■ What needs to be done:
When a line in the entries below contains "twitter", tally it; give the tally with nothing added.

Stored data entries

--------

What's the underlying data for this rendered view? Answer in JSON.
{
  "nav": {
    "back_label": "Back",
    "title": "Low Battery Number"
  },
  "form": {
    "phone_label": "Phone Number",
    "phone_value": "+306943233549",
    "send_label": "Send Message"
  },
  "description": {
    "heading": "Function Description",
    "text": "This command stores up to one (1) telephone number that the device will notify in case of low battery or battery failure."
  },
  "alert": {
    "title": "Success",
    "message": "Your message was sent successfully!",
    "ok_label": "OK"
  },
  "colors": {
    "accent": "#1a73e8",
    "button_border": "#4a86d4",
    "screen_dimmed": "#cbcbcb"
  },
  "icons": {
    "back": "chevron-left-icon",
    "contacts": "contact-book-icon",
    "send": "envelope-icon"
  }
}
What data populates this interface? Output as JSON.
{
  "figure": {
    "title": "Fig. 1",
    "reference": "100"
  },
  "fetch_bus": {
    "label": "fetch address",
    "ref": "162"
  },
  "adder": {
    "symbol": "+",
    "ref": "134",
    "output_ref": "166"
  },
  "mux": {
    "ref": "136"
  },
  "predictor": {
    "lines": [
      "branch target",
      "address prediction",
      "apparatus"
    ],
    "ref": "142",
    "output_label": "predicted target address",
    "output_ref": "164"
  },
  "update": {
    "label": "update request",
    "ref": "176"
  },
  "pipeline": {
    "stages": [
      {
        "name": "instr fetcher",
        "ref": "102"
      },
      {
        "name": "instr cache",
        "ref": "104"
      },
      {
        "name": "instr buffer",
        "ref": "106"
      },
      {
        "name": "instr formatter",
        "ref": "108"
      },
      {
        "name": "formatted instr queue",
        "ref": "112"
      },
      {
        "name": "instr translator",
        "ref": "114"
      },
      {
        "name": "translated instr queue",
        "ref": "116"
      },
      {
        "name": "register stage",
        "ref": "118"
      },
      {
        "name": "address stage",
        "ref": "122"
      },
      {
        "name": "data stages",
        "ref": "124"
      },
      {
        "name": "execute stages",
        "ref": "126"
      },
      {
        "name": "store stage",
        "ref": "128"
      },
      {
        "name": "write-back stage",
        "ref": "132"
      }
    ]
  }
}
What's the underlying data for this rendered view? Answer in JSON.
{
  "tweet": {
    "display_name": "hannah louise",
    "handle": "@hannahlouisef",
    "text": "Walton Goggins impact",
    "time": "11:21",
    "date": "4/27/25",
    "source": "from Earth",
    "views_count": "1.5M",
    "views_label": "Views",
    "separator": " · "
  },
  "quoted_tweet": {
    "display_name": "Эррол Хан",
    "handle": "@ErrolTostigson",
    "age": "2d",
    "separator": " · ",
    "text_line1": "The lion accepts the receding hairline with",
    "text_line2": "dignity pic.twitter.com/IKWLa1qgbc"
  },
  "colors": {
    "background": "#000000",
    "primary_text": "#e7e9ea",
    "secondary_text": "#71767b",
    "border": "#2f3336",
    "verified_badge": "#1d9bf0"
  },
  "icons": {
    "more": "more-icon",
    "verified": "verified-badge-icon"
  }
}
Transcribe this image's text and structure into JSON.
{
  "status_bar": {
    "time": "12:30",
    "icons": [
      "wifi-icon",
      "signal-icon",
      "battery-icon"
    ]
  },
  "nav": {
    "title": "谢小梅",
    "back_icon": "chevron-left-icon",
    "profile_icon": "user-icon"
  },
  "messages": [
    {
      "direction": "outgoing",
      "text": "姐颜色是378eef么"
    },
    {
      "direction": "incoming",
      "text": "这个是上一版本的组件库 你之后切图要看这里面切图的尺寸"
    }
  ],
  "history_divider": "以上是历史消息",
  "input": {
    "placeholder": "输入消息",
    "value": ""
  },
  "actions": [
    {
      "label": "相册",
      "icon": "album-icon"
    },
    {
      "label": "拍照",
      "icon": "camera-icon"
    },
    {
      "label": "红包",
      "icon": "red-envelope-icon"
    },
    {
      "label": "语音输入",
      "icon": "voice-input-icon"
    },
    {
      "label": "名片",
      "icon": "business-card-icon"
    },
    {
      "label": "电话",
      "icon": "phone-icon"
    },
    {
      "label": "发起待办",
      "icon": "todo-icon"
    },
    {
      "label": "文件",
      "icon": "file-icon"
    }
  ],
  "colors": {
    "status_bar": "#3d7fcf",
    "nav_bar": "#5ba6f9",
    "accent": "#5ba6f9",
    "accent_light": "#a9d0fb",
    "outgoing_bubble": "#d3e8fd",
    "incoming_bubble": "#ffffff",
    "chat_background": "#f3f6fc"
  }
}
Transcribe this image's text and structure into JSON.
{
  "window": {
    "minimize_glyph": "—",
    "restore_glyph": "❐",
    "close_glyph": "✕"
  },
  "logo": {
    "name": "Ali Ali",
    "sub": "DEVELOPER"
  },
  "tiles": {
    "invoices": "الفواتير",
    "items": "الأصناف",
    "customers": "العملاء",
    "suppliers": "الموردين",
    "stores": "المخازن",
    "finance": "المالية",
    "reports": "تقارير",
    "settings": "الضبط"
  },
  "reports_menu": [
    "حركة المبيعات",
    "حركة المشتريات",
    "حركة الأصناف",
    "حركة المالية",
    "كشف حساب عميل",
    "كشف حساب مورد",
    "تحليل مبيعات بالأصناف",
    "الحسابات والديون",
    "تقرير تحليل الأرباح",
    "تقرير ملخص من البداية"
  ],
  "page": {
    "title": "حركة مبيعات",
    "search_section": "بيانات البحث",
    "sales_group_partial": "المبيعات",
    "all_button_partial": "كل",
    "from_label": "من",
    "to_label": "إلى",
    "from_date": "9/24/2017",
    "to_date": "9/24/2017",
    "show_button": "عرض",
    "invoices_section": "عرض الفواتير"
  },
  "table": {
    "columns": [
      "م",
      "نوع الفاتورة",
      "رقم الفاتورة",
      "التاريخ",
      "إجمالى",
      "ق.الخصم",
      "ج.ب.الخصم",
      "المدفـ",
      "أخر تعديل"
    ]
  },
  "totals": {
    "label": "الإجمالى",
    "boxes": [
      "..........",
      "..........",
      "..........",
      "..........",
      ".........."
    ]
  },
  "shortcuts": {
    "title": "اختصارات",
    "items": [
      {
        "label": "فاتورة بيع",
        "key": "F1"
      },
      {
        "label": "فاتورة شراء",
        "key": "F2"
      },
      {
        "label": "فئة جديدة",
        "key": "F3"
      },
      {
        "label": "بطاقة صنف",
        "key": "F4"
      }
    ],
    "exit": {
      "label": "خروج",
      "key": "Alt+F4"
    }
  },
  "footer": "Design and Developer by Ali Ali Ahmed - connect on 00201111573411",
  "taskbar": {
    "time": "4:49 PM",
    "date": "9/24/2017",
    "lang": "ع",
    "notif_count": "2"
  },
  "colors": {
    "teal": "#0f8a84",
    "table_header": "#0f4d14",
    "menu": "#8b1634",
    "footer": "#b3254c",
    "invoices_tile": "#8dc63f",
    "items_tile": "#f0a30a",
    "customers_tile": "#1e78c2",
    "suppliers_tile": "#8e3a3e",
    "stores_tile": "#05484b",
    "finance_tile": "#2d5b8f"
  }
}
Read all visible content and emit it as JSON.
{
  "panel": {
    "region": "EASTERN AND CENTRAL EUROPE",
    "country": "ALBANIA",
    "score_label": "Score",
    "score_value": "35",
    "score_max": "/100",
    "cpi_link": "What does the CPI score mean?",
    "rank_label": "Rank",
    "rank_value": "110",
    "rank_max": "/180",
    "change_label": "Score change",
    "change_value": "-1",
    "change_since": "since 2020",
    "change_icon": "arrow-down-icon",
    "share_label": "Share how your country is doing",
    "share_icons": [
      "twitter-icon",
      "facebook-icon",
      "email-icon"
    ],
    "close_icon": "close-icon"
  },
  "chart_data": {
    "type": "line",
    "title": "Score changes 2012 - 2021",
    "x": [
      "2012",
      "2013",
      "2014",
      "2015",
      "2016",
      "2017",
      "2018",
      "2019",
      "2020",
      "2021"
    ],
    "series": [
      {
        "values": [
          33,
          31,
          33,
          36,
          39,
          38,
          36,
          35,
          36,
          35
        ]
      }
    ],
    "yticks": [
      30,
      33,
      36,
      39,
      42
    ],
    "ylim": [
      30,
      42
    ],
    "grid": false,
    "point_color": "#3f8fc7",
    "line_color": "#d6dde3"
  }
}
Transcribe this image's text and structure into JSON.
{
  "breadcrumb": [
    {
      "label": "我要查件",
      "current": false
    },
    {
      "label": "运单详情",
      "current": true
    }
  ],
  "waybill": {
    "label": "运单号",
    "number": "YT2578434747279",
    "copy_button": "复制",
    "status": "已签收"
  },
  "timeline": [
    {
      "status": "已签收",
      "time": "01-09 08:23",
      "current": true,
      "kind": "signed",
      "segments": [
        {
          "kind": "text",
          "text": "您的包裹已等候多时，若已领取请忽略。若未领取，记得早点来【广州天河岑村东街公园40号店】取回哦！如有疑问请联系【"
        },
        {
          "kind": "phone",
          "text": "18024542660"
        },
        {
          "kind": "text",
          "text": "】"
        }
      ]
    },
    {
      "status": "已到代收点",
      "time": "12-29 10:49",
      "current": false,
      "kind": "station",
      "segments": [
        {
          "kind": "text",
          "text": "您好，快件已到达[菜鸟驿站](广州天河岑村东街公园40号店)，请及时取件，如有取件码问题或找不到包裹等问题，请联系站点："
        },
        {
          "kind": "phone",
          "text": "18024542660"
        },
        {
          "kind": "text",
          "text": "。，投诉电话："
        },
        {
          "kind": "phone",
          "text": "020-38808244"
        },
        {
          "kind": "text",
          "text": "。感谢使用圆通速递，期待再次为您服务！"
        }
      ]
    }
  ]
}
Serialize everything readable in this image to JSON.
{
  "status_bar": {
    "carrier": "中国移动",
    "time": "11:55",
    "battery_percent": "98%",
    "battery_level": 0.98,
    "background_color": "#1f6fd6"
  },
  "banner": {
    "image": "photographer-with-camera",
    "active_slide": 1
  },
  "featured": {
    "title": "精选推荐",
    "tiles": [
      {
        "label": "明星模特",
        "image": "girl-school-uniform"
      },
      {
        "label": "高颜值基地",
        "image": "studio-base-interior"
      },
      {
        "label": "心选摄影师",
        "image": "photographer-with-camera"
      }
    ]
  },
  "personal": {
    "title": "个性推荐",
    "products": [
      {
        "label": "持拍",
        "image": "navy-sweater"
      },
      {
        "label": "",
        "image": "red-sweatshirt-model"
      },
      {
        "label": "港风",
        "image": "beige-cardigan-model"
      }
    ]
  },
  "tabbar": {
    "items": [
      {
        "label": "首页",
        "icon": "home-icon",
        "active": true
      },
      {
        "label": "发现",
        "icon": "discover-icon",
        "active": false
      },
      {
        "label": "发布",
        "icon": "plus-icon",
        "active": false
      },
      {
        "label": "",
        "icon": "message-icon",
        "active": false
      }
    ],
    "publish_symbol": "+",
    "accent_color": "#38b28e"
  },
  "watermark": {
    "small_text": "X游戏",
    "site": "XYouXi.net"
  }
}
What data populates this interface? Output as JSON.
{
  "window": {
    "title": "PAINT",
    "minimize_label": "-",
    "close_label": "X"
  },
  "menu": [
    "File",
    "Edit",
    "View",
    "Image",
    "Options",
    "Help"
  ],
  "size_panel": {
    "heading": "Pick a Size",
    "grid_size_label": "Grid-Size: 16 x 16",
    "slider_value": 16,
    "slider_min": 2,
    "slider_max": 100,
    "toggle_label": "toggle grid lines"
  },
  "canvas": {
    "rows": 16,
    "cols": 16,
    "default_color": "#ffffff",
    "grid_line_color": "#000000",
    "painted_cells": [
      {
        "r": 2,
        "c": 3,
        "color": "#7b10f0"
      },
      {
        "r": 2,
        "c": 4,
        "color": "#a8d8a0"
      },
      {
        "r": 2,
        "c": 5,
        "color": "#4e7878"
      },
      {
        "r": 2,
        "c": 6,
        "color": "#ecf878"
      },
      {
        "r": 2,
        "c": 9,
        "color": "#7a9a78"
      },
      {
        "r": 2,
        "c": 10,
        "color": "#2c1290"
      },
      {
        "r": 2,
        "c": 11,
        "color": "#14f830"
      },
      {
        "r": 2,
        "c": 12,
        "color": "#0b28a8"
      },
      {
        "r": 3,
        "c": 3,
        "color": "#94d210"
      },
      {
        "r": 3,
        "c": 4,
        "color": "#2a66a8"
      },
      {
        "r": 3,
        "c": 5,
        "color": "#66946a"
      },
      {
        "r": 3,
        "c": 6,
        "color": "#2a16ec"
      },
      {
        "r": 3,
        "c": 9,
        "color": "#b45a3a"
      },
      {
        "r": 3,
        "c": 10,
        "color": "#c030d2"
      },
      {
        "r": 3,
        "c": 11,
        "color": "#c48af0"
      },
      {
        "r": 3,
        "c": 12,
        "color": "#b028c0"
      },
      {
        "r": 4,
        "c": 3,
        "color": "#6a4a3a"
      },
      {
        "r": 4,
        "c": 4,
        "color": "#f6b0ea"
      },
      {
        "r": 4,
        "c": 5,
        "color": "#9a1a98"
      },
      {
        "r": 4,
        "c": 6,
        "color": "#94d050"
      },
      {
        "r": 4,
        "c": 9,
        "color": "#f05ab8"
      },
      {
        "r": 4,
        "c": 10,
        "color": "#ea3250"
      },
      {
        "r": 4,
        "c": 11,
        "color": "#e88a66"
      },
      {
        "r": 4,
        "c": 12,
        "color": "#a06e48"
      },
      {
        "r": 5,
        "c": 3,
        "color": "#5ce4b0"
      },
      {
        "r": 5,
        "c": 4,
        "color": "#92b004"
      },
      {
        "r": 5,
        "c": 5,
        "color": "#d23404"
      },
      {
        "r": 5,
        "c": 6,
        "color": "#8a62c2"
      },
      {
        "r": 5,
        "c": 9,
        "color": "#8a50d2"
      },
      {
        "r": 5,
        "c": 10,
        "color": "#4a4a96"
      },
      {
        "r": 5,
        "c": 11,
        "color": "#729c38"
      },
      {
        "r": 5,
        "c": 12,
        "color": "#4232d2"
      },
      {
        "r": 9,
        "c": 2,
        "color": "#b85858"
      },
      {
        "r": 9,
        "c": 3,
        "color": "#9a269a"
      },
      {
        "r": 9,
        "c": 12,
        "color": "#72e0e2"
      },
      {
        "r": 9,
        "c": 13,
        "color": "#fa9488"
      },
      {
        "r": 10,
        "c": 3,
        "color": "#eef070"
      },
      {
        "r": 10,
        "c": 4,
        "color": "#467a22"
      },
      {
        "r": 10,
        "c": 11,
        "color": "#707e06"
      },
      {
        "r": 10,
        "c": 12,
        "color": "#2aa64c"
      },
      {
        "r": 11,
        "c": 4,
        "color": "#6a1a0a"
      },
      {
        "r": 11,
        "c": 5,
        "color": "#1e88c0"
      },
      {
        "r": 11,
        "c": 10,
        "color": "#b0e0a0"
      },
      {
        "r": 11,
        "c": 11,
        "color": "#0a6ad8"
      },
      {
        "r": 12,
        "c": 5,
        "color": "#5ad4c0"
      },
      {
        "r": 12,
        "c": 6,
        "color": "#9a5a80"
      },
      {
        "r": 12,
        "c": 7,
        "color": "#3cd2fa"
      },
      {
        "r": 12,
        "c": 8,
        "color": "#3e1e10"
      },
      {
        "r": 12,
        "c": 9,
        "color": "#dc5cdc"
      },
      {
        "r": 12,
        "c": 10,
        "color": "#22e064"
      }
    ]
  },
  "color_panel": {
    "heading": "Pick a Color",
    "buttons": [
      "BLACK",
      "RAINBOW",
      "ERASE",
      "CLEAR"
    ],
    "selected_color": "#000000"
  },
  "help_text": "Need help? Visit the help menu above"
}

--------

■ Output for this exercise:
2